(mongabay.com) – Over the past 25 years, West Africa's primates have been put at risk due to an escalating bushmeat trade compounded with forest loss from expanding human populations. In fact, many endemic primates in the Upper Guinea forests of Liberia and Ivory Coast have been pushed to the verge of extinction. To better understand what’s happening, a recent study in mongabay.com's open-access journal Tropical Conservation Science investigated the bushmeat exchange between these neighboring countries.
Ryan Covey with the University of Oregon and W. Scott McGraw with Ohio State University surveyed the Daobly market in the Ivorian town of Taï along the Cavally River, which serves as a natural border between Liberia and Ivory Coast. The slaughter of wild animals within Ivory Coast's forests is outlawed, yet illegal hunting is still prevalent in the country’s Taï National Park despite the park’s status as a World Heritage Site and the presence of a long-term primate research project. The primate research stations provide some protection, as hunters largely avoid hunting in research areas. While law enforcement is currently inadequate for protecting the entire park, restrictions have pushed hunting pressure into neighboring Liberia, specifically the Konobo District of eastern Liberia.
Composing part of the West African Guinea Forest biodiversity hotspot, Konobo's large intact forest is considered a high conservation priority and home to many endangered primate species including the Diana monkey (Cercopithecus diana), West African chimpanzee (Pan troglodytes verus), and western red colobus (Procolobus badius). Wild animals hunted in these forests are imported daily to the Daobly market, attracting customers from across the country including towns from as far away as 354 miles (570 km). The Daobly market—established in 1992—was created in part to alleviate hunting pressure in the Taï National Park, but has pushed hunting across the border. […]
The researchers counted a total of 723 animals including 264 primates that were traded to customers for restaurant or household consumption. The most common of the nine different primate species observed were the lesser spot-nosed monkey (Cercopithecus petaurista), categorized as Least Concern by the IUCN Red List, and the Diana monkey (Cercopithecus diana), considered Vulnerable.
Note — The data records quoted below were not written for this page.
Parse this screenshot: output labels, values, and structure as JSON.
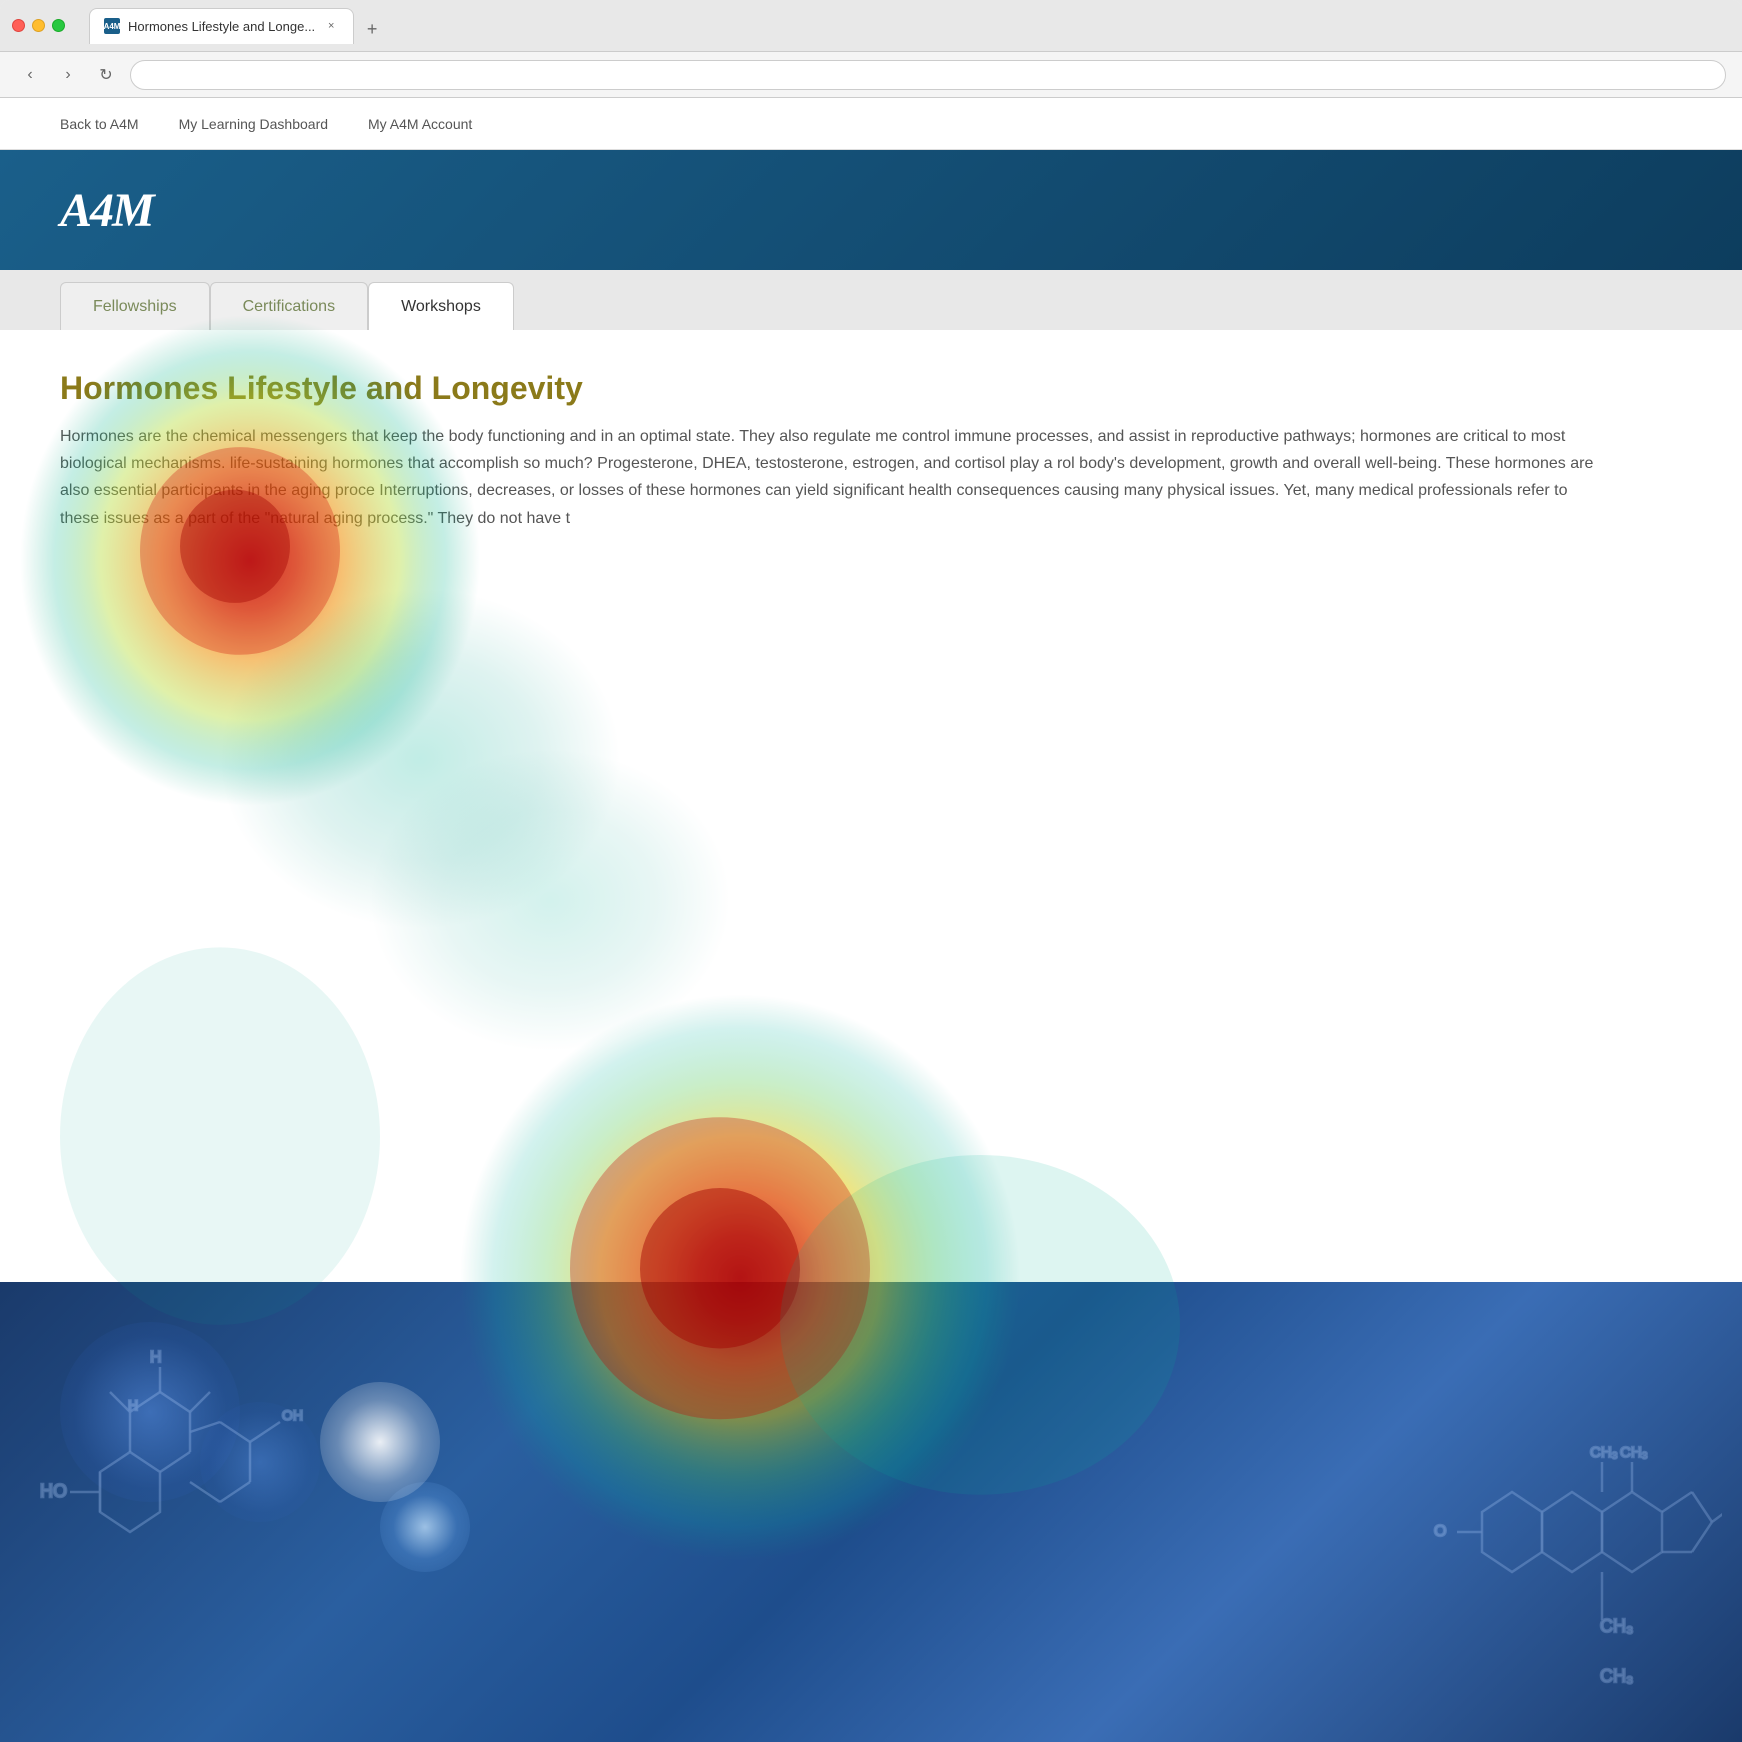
{
  "browser": {
    "tab_title": "Hormones Lifestyle and Longe...",
    "favicon_text": "A4M",
    "close_icon": "×",
    "new_tab_icon": "+",
    "back_icon": "‹",
    "forward_icon": "›",
    "refresh_icon": "↻",
    "address_bar_value": ""
  },
  "site_nav": {
    "links": [
      {
        "label": "Back to A4M",
        "id": "back-to-a4m"
      },
      {
        "label": "My Learning Dashboard",
        "id": "my-learning-dashboard"
      },
      {
        "label": "My A4M Account",
        "id": "my-a4m-account"
      }
    ]
  },
  "header": {
    "logo_text": "A4M"
  },
  "tabs": [
    {
      "label": "Fellowships",
      "active": false
    },
    {
      "label": "Certifications",
      "active": false
    },
    {
      "label": "Workshops",
      "active": true
    }
  ],
  "article": {
    "title": "Hormones Lifestyle and Longevity",
    "body": "Hormones are the chemical messengers that keep the body functioning and in an optimal state. They also regulate me control immune processes, and assist in reproductive pathways; hormones are critical to most biological mechanisms. life-sustaining hormones that accomplish so much? Progesterone, DHEA, testosterone, estrogen, and cortisol play a rol body's development, growth and overall well-being. These hormones are also essential participants in the aging proce Interruptions, decreases, or losses of these hormones can yield significant health consequences causing many physical issues. Yet, many medical professionals refer to these issues as a part of the \"natural aging process.\" They do not have t"
  }
}
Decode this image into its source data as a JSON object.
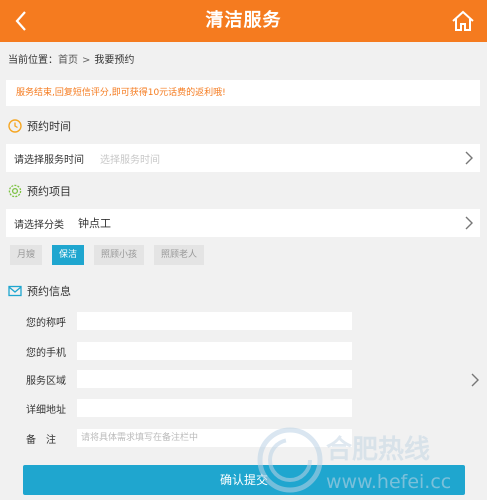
{
  "header": {
    "title": "清洁服务",
    "back_icon": "chevron-left-icon",
    "home_icon": "home-icon"
  },
  "breadcrumb": {
    "prefix": "当前位置：",
    "home": "首页",
    "separator": ">",
    "current": "我要预约"
  },
  "notice": "服务结束,回复短信评分,即可获得10元话费的返利哦!",
  "time_section": {
    "title": "预约时间",
    "label": "请选择服务时间",
    "placeholder": "选择服务时间"
  },
  "item_section": {
    "title": "预约项目",
    "label": "请选择分类",
    "value": "钟点工",
    "tags": [
      "月嫂",
      "保洁",
      "照顾小孩",
      "照顾老人"
    ],
    "active_tag": "保洁"
  },
  "info_section": {
    "title": "预约信息",
    "fields": [
      {
        "label": "您的称呼",
        "placeholder": ""
      },
      {
        "label": "您的手机",
        "placeholder": ""
      },
      {
        "label": "服务区域",
        "placeholder": ""
      },
      {
        "label": "详细地址",
        "placeholder": ""
      },
      {
        "label": "备　注",
        "placeholder": "请将具体需求填写在备注栏中"
      }
    ]
  },
  "submit_label": "确认提交",
  "watermark": {
    "name": "合肥热线",
    "url": "www.hefei.cc"
  },
  "colors": {
    "header": "#f57b1f",
    "accent": "#1fa6cf",
    "notice": "#f57b1f",
    "background": "#f1f1f1"
  }
}
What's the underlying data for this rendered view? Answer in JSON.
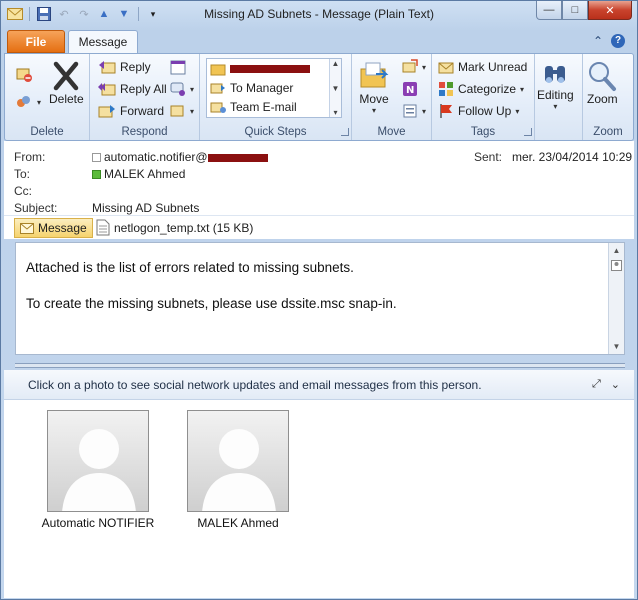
{
  "window": {
    "title": "Missing AD Subnets  -  Message (Plain Text)",
    "controls": {
      "minimize": "—",
      "maximize": "□",
      "close": "✕"
    }
  },
  "tabs": {
    "file": "File",
    "message": "Message"
  },
  "ribbon": {
    "delete_group": {
      "label": "Delete",
      "delete_button": "Delete"
    },
    "respond_group": {
      "label": "Respond",
      "reply": "Reply",
      "reply_all": "Reply All",
      "forward": "Forward"
    },
    "quick_steps_group": {
      "label": "Quick Steps",
      "items": [
        "",
        "To Manager",
        "Team E-mail"
      ]
    },
    "move_group": {
      "label": "Move",
      "move_button": "Move"
    },
    "tags_group": {
      "label": "Tags",
      "mark_unread": "Mark Unread",
      "categorize": "Categorize",
      "follow_up": "Follow Up"
    },
    "editing_group": {
      "label": "",
      "editing_button": "Editing"
    },
    "zoom_group": {
      "label": "Zoom",
      "zoom_button": "Zoom"
    }
  },
  "header": {
    "from_label": "From:",
    "from_value": "automatic.notifier@",
    "to_label": "To:",
    "to_value": "MALEK Ahmed",
    "cc_label": "Cc:",
    "subject_label": "Subject:",
    "subject_value": "Missing AD Subnets",
    "sent_label": "Sent:",
    "sent_value": "mer. 23/04/2014 10:29"
  },
  "attachments": {
    "message_chip": "Message",
    "file": "netlogon_temp.txt (15 KB)"
  },
  "body": {
    "line1": "Attached is the list of errors related to missing subnets.",
    "line2": "To create the missing subnets, please use dssite.msc snap-in."
  },
  "people_pane": {
    "info": "Click on a photo to see social network updates and email messages from this person.",
    "people": [
      "Automatic NOTIFIER",
      "MALEK Ahmed"
    ]
  },
  "colors": {
    "file_tab": "#e56f12",
    "redaction": "#8b1010",
    "presence_online": "#5bbb3a"
  }
}
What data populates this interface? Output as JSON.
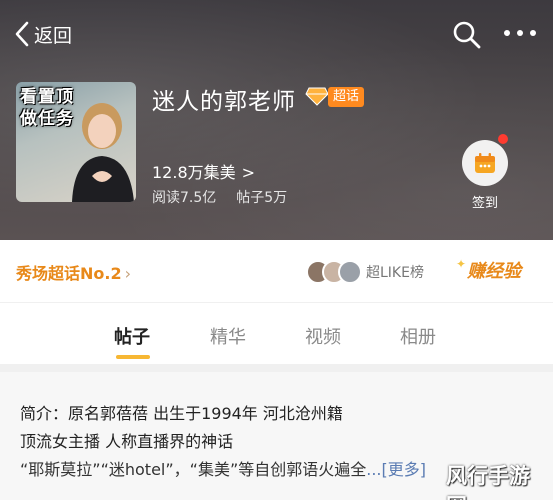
{
  "header": {
    "back_label": "返回",
    "topic_name": "迷人的郭老师",
    "badge_label": "超话",
    "fans": "12.8万集美",
    "fans_chevron": ">",
    "reads": "阅读7.5亿",
    "posts": "帖子5万",
    "signin_label": "签到",
    "cover_text": "看置顶做任务"
  },
  "rank": {
    "text": "秀场超话No.2",
    "chevron": "›",
    "like_rank": "超LIKE榜",
    "earn": "赚经验"
  },
  "tabs": [
    {
      "label": "帖子",
      "active": true
    },
    {
      "label": "精华",
      "active": false
    },
    {
      "label": "视频",
      "active": false
    },
    {
      "label": "相册",
      "active": false
    }
  ],
  "intro": {
    "line1": "简介：原名郭蓓蓓 出生于1994年 河北沧州籍",
    "line2": "顶流女主播 人称直播界的神话",
    "line3": "“耶斯莫拉”“迷hotel”，“集美”等自创郭语火遍全",
    "more": "...[更多]"
  },
  "watermark": "风行手游网",
  "colors": {
    "accent_orange": "#e8891a",
    "badge_orange": "#ff8a1f",
    "tab_underline": "#f7b733",
    "link_blue": "#5b7cb3",
    "red_dot": "#ff3b30"
  },
  "icons": [
    "back-arrow-icon",
    "search-icon",
    "more-icon",
    "diamond-icon",
    "calendar-icon",
    "spark-icon"
  ]
}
With this data, the researchers estimated that approximately 9,464 primates are sold at the Daobly market every year. […]
To understand how this booming bushmeat market may be impacting primates, the researchers estimated the total primate population in the Konobo forest. In all, they estimated that 342,891 primate individuals lived in the 1,460 square kilometer (563.71 square miles) forest area. According to the researchers, under optimal conditions an area that large would contain a primate population of roughly 428,600 individuals. However, with an annual decrease of over 9,000 primates due to the bushmeat trade in addition to an estimated 20 percent general population reduction over the last few decades, primates in the Konobo District are vanishing at a rate of nearly three percent every year. Moreover, the researchers believe they may be underestimating the decline due to limitations in their research. [more]
ABSTRACT: According to the IUCN , four of the nine anthropoid species found in Liberia are classified as either Vulnerable or Endangered and this number is likely to rise in coming years due to an increase in bushmeat hunting and a growing human population. Bushmeat hunting is the primary cause of primate loss in West Africa and current estimated offtake rates combined with habitat loss have placed four taxa endemic to Upper Guinea forests in danger of extirpation. We surveyed one bushmeat market located on the Liberia – Ivory Coast border to assess the general impact of hunting in one area of Liberia. This market, located near the Ivorian town of Taї, receives meat daily from the Konobo District of eastern Liberia. We visited the market eight times over a four month period in 2009/2010, during which we counted 723 animals including 264 primates. According to our surveys of the market, Cercopithecus petaurista (Lesser spot-nosed monkey) [25% of all primates] was the most abundant primate, followed by Cercopithecus diana (Diana monkey) [19.3%], Cercocebus atys (Sooty mangabey) [12.1%], Colobus polykomos (King colobus) [11.4%], Procolobus verus (Olive colobus) [10.6%], Cercopithecus campbelli(Campbelli monkey) [10.2%], and Procolobus badius (Western red colobus) [9.5%]. We estimate an average of thirty-three primates were exchanged each day we visited and that a minimum of 9,500 primates are traded annually at this locale (6,900 during formal market days and 2,600 on non-market days). Based on an estimated offtake rate of 2.76%, our preliminary analysis suggests that primates in Liberia’s Konobo District are likely being hunted at rates approaching unsustainable levels and are in danger of extirpation.